▶ _Dataset items_
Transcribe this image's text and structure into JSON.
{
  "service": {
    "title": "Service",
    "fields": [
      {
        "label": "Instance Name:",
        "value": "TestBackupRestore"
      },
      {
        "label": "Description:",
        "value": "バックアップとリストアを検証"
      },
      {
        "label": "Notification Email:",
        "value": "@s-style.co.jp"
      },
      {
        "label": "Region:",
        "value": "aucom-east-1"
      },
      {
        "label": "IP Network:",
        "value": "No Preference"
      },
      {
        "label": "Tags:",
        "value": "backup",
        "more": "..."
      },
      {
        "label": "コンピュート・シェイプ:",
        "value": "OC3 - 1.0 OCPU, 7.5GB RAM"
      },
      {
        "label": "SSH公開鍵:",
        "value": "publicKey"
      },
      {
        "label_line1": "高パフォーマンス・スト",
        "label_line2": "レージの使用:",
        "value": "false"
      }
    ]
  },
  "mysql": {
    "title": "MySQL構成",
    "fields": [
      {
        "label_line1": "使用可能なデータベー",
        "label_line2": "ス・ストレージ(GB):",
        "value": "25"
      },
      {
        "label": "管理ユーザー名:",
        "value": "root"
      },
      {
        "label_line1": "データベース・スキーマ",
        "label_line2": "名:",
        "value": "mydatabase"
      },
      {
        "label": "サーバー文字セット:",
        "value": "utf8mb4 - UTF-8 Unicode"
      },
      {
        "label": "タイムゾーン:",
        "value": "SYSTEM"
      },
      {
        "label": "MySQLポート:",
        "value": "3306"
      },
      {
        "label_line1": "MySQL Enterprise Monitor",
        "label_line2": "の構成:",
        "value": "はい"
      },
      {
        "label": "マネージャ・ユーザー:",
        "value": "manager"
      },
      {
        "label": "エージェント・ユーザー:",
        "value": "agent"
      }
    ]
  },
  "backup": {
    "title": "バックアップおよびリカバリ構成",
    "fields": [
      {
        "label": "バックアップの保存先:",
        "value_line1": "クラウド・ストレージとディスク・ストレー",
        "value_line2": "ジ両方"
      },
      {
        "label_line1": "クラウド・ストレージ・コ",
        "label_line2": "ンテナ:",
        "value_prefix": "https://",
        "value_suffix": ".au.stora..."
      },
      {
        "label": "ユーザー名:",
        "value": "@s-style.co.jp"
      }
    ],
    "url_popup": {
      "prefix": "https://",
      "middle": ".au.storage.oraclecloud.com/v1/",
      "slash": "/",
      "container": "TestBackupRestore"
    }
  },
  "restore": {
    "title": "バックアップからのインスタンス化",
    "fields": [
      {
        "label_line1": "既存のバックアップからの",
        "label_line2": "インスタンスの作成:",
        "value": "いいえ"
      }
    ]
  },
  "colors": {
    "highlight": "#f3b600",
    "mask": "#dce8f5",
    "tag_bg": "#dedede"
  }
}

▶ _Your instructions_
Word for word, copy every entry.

▶ _Answer section_
Transcribe this image's text and structure into JSON.
{
  "service": {
    "title": "Service",
    "fields": [
      {
        "label": "Instance Name:",
        "value": "TestBackupRestore"
      },
      {
        "label": "Description:",
        "value": "バックアップとリストアを検証"
      },
      {
        "label": "Notification Email:",
        "value": "@s-style.co.jp"
      },
      {
        "label": "Region:",
        "value": "aucom-east-1"
      },
      {
        "label": "IP Network:",
        "value": "No Preference"
      },
      {
        "label": "Tags:",
        "value": "backup",
        "more": "..."
      },
      {
        "label": "コンピュート・シェイプ:",
        "value": "OC3 - 1.0 OCPU, 7.5GB RAM"
      },
      {
        "label": "SSH公開鍵:",
        "value": "publicKey"
      },
      {
        "label_line1": "高パフォーマンス・スト",
        "label_line2": "レージの使用:",
        "value": "false"
      }
    ]
  },
  "mysql": {
    "title": "MySQL構成",
    "fields": [
      {
        "label_line1": "使用可能なデータベー",
        "label_line2": "ス・ストレージ(GB):",
        "value": "25"
      },
      {
        "label": "管理ユーザー名:",
        "value": "root"
      },
      {
        "label_line1": "データベース・スキーマ",
        "label_line2": "名:",
        "value": "mydatabase"
      },
      {
        "label": "サーバー文字セット:",
        "value": "utf8mb4 - UTF-8 Unicode"
      },
      {
        "label": "タイムゾーン:",
        "value": "SYSTEM"
      },
      {
        "label": "MySQLポート:",
        "value": "3306"
      },
      {
        "label_line1": "MySQL Enterprise Monitor",
        "label_line2": "の構成:",
        "value": "はい"
      },
      {
        "label": "マネージャ・ユーザー:",
        "value": "manager"
      },
      {
        "label": "エージェント・ユーザー:",
        "value": "agent"
      }
    ]
  },
  "backup": {
    "title": "バックアップおよびリカバリ構成",
    "fields": [
      {
        "label": "バックアップの保存先:",
        "value_line1": "クラウド・ストレージとディスク・ストレー",
        "value_line2": "ジ両方"
      },
      {
        "label_line1": "クラウド・ストレージ・コ",
        "label_line2": "ンテナ:",
        "value_prefix": "https://",
        "value_suffix": ".au.stora..."
      },
      {
        "label": "ユーザー名:",
        "value": "@s-style.co.jp"
      }
    ],
    "url_popup": {
      "prefix": "https://",
      "middle": ".au.storage.oraclecloud.com/v1/",
      "slash": "/",
      "container": "TestBackupRestore"
    }
  },
  "restore": {
    "title": "バックアップからのインスタンス化",
    "fields": [
      {
        "label_line1": "既存のバックアップからの",
        "label_line2": "インスタンスの作成:",
        "value": "いいえ"
      }
    ]
  },
  "colors": {
    "highlight": "#f3b600",
    "mask": "#dce8f5",
    "tag_bg": "#dedede"
  }
}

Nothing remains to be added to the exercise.